"As my friend Maria explains, 'We have lived together with 'Albanci' for many years. They are our people. They are used to living with Macedonians. We have no problems whatsoever with them. We have problems with 'Siptarite' [the Siptars], with those who have come to Macedonia from Kosovo and from villages. Those are the ones who deal in drug-trafficking, guns, and prostitution. As my evidence suggests, 'Albanci' are those Albanians who are domestic, tame, open, those who have been living in Macedonia for years and they are said to have 'besa' [Albanian for trust, honor]." Nevertheless, Neofotistos says being perceived as "Albanci" does not mean automatic inclusion into Macedonian structures. Rather, she says, calling Albanians "Albanci" simply gives them the benefit of the doubt.

Neofotistos says Albanians can become accepted by Macedonians in two ways. One is by shared experiences such as growing up together with Macedonians. The other is by being "modern" -- that is, dressing stylishly, driving a decent car, using deodorant, and the like.

But even then, the anthropologist says, "being modern is not enough." To be accepted by Macedonians as "ours," she says, Albanians must be open and willing to communicate with Macedonians.

Albanian perceptions of Macedonians are, predictably, different from Macedonian perceptions of Albanians. Neofotistos says that it was extremely rare for Albanians to accept Macedonians as "co-ethnics" or equals, even before the fighting began. Even in those rare instances, she says, Albanians do not describe Macedonian friends as "ours" but rather as "like an Albanian" -- as almost, but not quite, an Albanian. She says that is how Albanians perceive those Macedonians who qualify as "trustworthy, respectable, and communicative."

Neofotistos was asked by our correspondent whether the concept of "our person" (nas covek) is still valid in light of the recent anti-Albanian riots in Bitola.

Police protected the Bitola home of an ethnic Albanian deputy health minister, Muarem Nexhipi, in the first wave of riots 1 May, during which some 50 Albanian shops and businesses were destroyed. But the police failed to prevent rioters from burning down the deputy minister's home in a second wave of anti-Albanian rioting five weeks later on 6 June.

Neofotistos says that the concept of accepting others "as ours" is what she believes has so far saved Macedonia from an all-out interethnic conflict.

"Let's not forget that this recent crisis has been going on for five, six months now. And if these mechanisms of inclusion and moving across ethnic boundaries [had] not [held] true in Macedonia, then I believe that ethnic violence would have broken out much, much earlier. It's like testing the limits and the flexibility of Macedonian society -- this concept of 'nas covek.'"

Hugh Poulton is the author of numerous works on ethnic relations in the Balkans, including a recently published second edition of "Who Are the Macedonians?" Poulton disagrees with Neofotistos, insisting that ethnic-identity issues are the key.

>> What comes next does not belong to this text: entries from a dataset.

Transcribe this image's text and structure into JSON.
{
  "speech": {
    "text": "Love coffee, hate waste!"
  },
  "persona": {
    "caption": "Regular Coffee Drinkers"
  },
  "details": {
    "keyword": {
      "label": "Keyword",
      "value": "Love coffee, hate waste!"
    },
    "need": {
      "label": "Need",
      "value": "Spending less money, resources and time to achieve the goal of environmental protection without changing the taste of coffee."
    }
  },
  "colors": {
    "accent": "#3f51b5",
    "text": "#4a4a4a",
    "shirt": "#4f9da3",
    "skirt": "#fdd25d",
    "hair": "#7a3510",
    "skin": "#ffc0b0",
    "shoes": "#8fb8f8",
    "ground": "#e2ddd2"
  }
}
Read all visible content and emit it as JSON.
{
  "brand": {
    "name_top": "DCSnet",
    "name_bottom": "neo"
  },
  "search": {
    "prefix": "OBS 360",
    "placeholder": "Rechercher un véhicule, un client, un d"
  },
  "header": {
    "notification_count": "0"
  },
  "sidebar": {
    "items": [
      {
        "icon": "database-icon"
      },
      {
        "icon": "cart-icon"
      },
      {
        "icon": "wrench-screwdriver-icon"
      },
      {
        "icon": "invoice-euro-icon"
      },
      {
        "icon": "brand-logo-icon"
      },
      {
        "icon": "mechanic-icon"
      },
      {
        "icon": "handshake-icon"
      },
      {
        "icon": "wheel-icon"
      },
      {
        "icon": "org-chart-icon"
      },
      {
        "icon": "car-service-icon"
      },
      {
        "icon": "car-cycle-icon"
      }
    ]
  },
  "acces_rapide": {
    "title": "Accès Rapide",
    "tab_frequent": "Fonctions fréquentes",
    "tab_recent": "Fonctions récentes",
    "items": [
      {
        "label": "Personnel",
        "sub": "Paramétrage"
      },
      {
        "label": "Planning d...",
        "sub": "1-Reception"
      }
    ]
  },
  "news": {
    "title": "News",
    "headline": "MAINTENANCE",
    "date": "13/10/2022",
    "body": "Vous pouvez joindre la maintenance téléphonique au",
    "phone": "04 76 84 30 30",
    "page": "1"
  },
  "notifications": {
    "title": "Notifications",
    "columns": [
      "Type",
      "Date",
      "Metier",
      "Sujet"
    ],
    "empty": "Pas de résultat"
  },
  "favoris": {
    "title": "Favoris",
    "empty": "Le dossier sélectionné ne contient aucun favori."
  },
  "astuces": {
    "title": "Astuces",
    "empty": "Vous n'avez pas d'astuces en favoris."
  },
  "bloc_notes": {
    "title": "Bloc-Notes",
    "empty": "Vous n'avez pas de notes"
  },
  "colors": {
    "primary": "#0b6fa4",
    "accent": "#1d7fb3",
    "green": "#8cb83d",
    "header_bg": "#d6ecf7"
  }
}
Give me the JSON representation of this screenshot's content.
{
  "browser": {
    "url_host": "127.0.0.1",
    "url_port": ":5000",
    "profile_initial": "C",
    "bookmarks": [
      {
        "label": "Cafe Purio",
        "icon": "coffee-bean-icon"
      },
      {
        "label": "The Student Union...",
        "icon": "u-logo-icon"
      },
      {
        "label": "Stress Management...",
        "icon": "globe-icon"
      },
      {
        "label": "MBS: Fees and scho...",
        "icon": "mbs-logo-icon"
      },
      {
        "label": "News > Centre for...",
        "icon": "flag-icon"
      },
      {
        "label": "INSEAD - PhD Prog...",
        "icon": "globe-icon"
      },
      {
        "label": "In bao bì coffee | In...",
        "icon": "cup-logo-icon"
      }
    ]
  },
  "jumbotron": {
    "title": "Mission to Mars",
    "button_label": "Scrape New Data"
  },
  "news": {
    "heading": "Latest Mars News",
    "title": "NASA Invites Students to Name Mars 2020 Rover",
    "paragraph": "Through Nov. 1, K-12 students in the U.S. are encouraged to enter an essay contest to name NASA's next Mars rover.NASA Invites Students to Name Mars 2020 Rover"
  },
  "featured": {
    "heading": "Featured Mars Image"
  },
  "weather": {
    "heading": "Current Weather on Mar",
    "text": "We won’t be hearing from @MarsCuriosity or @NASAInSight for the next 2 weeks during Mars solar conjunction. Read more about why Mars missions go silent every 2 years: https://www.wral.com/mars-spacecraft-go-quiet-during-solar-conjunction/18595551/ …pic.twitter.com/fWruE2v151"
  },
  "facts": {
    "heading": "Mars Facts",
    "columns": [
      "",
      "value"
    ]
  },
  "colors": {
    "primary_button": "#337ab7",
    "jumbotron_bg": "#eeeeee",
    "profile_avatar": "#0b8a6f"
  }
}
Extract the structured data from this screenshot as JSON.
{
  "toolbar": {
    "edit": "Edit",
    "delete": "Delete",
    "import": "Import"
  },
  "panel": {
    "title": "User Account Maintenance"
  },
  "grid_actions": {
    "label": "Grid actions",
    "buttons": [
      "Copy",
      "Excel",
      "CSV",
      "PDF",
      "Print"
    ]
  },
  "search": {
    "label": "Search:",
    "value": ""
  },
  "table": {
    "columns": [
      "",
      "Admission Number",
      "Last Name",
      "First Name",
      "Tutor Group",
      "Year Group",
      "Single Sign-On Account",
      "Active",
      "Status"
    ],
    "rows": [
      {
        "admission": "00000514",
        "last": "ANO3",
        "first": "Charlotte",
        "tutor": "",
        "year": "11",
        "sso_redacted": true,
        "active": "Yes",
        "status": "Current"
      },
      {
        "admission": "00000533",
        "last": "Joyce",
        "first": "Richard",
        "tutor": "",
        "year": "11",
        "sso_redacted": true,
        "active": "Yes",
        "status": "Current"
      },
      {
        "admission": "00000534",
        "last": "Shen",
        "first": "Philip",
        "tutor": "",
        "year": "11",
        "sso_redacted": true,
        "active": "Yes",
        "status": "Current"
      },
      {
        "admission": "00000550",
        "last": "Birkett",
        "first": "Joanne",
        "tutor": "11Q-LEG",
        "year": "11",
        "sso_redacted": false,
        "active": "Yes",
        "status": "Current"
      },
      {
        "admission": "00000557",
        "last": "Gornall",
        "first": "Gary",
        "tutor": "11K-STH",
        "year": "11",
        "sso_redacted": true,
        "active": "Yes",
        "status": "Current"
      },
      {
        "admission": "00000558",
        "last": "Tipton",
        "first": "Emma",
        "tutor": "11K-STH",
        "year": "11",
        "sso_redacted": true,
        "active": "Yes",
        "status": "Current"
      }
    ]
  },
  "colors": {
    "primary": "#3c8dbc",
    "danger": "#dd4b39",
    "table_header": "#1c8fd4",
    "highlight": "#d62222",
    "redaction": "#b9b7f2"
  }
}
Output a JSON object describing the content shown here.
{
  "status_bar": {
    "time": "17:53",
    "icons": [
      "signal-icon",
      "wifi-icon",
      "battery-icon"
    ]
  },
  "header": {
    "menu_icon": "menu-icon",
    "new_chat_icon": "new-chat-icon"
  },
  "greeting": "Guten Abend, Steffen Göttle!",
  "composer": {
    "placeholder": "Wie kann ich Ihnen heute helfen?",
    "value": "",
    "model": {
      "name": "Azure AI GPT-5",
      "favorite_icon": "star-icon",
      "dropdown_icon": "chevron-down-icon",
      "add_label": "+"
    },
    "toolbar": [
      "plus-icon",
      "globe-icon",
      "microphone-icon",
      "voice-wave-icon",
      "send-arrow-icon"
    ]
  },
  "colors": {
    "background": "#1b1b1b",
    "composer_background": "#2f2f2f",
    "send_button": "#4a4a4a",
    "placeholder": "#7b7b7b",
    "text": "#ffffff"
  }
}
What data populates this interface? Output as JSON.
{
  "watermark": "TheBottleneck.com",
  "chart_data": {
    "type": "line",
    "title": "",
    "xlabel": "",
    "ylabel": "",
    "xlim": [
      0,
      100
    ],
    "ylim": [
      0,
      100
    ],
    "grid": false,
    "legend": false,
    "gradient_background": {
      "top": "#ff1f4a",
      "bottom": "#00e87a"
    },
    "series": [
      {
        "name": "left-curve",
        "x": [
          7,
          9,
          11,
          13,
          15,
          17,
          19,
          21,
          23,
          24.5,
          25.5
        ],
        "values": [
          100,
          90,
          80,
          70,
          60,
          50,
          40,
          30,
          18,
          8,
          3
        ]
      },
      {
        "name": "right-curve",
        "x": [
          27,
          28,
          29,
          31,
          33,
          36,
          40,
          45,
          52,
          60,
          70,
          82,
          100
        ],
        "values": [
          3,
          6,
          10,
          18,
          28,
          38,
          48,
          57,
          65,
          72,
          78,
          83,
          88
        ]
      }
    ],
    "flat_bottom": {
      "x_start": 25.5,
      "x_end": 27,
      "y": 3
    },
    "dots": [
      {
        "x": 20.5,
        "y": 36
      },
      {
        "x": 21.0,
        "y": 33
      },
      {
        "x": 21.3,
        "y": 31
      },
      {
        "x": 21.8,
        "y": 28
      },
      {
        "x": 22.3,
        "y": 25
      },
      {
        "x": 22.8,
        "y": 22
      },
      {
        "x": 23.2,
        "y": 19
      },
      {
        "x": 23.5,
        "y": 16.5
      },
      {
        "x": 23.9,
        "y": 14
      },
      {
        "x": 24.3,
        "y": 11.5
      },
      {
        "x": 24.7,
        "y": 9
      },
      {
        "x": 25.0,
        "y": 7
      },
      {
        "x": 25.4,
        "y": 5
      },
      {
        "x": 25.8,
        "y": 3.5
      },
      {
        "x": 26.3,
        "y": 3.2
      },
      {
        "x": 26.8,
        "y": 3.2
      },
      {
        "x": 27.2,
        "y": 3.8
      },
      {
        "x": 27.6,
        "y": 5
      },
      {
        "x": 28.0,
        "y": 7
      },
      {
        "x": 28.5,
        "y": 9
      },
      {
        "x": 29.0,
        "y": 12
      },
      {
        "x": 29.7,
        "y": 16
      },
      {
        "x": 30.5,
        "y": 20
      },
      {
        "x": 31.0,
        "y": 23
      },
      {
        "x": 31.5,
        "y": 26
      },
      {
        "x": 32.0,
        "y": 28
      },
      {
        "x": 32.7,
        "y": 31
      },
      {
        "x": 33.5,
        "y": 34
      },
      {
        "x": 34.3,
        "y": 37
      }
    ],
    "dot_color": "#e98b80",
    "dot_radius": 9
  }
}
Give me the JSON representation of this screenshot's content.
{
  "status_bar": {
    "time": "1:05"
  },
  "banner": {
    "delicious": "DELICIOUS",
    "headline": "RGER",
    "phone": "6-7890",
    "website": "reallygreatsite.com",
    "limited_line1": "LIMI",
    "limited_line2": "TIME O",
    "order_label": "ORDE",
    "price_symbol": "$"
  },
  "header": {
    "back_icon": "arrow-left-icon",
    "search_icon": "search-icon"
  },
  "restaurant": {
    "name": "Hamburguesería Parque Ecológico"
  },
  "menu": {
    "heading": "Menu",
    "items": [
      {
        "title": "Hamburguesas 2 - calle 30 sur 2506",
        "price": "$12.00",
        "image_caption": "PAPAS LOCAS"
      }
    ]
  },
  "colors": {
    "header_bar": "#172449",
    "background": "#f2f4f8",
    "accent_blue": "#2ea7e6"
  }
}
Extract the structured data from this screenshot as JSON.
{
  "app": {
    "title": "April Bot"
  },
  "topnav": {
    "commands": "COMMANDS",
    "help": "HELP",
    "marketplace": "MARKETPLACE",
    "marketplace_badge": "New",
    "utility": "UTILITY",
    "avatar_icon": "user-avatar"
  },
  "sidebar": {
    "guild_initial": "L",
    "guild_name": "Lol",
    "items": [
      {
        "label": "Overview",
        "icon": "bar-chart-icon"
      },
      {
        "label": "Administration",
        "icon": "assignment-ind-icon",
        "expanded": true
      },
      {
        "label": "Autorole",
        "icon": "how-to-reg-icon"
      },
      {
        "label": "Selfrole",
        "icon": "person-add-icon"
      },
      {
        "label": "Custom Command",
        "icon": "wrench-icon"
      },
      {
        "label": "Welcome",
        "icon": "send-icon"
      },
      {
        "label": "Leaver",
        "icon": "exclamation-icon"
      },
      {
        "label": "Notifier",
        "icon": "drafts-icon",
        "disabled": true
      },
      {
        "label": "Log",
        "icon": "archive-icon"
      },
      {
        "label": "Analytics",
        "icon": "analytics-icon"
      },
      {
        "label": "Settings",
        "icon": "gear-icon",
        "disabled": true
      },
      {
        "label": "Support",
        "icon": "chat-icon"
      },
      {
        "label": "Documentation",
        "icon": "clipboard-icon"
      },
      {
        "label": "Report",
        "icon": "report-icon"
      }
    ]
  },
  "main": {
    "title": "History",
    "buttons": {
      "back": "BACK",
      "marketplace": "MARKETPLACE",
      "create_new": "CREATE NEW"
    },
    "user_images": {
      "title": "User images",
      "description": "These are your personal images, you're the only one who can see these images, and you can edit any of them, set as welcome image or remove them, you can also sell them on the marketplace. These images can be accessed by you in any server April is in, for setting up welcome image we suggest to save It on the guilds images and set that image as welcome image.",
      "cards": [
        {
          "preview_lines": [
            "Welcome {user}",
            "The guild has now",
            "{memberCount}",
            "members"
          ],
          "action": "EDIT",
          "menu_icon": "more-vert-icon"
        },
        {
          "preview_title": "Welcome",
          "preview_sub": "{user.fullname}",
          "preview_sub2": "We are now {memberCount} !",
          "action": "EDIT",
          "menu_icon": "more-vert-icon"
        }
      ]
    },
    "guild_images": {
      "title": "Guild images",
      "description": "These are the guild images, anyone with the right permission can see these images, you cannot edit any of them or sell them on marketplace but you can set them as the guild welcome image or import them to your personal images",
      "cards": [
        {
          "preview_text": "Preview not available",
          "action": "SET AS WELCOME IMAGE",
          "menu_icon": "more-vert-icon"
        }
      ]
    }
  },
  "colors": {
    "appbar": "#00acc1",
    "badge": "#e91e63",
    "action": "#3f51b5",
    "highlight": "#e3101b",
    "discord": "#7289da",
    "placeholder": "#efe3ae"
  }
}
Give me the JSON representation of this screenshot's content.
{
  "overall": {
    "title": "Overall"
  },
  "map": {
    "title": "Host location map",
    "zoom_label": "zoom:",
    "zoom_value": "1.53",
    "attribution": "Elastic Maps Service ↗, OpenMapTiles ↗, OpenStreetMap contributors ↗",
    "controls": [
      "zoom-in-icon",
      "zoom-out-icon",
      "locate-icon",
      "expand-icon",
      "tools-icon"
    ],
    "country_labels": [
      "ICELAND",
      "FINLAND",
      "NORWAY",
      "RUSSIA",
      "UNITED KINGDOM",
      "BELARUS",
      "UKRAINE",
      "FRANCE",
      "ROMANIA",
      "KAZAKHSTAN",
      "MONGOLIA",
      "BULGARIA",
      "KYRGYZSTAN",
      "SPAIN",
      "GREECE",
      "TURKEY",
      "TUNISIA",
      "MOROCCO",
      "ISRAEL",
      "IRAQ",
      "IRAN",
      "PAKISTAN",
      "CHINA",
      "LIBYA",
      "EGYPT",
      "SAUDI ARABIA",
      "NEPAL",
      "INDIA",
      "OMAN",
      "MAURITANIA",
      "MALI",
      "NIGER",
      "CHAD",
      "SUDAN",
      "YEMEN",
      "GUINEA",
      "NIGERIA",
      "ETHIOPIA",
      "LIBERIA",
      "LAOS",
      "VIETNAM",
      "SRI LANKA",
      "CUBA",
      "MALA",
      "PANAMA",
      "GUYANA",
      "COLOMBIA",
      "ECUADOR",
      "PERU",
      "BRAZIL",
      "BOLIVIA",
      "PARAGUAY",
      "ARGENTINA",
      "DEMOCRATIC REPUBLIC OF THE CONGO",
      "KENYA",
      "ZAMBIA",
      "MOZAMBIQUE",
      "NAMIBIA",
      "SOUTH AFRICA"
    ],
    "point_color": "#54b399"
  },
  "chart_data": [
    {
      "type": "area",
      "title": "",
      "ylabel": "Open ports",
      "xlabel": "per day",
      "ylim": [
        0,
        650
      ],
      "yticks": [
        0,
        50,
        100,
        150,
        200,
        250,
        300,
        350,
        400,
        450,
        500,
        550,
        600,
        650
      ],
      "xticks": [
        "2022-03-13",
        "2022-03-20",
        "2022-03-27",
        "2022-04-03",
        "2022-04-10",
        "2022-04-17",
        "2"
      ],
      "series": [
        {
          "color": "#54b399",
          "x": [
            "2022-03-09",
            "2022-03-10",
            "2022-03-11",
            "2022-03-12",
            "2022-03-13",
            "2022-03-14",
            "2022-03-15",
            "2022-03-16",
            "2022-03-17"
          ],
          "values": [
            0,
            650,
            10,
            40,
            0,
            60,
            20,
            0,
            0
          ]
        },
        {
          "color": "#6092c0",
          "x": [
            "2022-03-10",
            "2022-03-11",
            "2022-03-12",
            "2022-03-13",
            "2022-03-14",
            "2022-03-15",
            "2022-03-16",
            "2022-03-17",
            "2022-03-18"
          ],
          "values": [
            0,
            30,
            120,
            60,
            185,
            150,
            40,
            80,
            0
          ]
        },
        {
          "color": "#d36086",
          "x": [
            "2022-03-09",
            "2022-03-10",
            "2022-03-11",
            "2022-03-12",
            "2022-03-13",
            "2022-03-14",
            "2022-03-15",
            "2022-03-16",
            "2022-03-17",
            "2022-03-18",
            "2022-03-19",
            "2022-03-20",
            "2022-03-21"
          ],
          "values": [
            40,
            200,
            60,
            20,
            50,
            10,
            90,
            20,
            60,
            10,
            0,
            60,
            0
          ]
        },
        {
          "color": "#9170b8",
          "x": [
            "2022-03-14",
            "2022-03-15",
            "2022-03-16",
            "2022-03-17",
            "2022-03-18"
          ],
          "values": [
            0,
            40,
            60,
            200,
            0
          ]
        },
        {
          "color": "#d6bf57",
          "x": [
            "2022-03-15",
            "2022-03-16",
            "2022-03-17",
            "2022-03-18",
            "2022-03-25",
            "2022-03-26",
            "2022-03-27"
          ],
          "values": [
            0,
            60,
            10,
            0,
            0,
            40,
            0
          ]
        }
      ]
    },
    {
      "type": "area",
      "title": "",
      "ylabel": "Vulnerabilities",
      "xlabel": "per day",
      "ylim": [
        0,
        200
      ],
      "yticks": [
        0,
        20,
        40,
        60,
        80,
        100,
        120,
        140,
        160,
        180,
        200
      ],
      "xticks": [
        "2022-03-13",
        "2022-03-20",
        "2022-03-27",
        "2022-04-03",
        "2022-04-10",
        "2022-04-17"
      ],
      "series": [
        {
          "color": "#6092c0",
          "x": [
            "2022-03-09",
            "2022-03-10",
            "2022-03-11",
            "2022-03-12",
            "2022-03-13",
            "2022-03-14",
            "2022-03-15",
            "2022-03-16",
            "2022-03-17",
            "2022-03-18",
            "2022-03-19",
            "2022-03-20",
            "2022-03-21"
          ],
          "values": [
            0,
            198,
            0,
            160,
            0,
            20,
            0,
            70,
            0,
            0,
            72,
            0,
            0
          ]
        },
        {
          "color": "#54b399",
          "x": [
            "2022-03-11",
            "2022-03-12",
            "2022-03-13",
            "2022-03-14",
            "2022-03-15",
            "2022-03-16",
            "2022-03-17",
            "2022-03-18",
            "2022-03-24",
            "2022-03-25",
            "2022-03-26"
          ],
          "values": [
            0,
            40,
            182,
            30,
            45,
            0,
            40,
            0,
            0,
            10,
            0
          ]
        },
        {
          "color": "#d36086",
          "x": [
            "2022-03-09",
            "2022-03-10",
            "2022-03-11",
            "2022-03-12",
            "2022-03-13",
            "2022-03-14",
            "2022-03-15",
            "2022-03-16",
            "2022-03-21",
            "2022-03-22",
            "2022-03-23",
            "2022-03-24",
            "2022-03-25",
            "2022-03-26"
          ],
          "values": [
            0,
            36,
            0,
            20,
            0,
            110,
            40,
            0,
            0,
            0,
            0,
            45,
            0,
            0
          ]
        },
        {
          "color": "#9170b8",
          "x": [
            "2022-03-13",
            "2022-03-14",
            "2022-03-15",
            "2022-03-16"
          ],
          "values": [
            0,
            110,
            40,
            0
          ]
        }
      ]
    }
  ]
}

"One can look at all the evidence you give, which I think is very interesting, and can come up with a very different conclusion. You can come up with a conclusion that the main majority group, the Macedonians, has a very inherently racist attitude to Albanians. It reminds me very much of Britain. I can remember Britain before the race relations act. It is very 'un-PC' [politically correct] now, but it's very similar to Britain's attitude to the blacks. 'They're' all this, that and the other -- except for you, because I know you, you're one of us, you're a mate.'"

Goran Janev, a Macedonian studying social anthropology at Oxford University, has still another perspective on the Albanian-Macedonian relationship.

Janev analyzed the setting that has allowed politics to dominate Macedonia's ethnic scene. He says kinship relations have helped the Macedonian population achieve a dominant position in society, barring Albanians from unrestricted access to the country's resources and forcing them, in turn, to maintain and strengthen their own traditional kinship structures. As a result, he says, "a tangible barrier developed between the Macedonian and Albanian communities."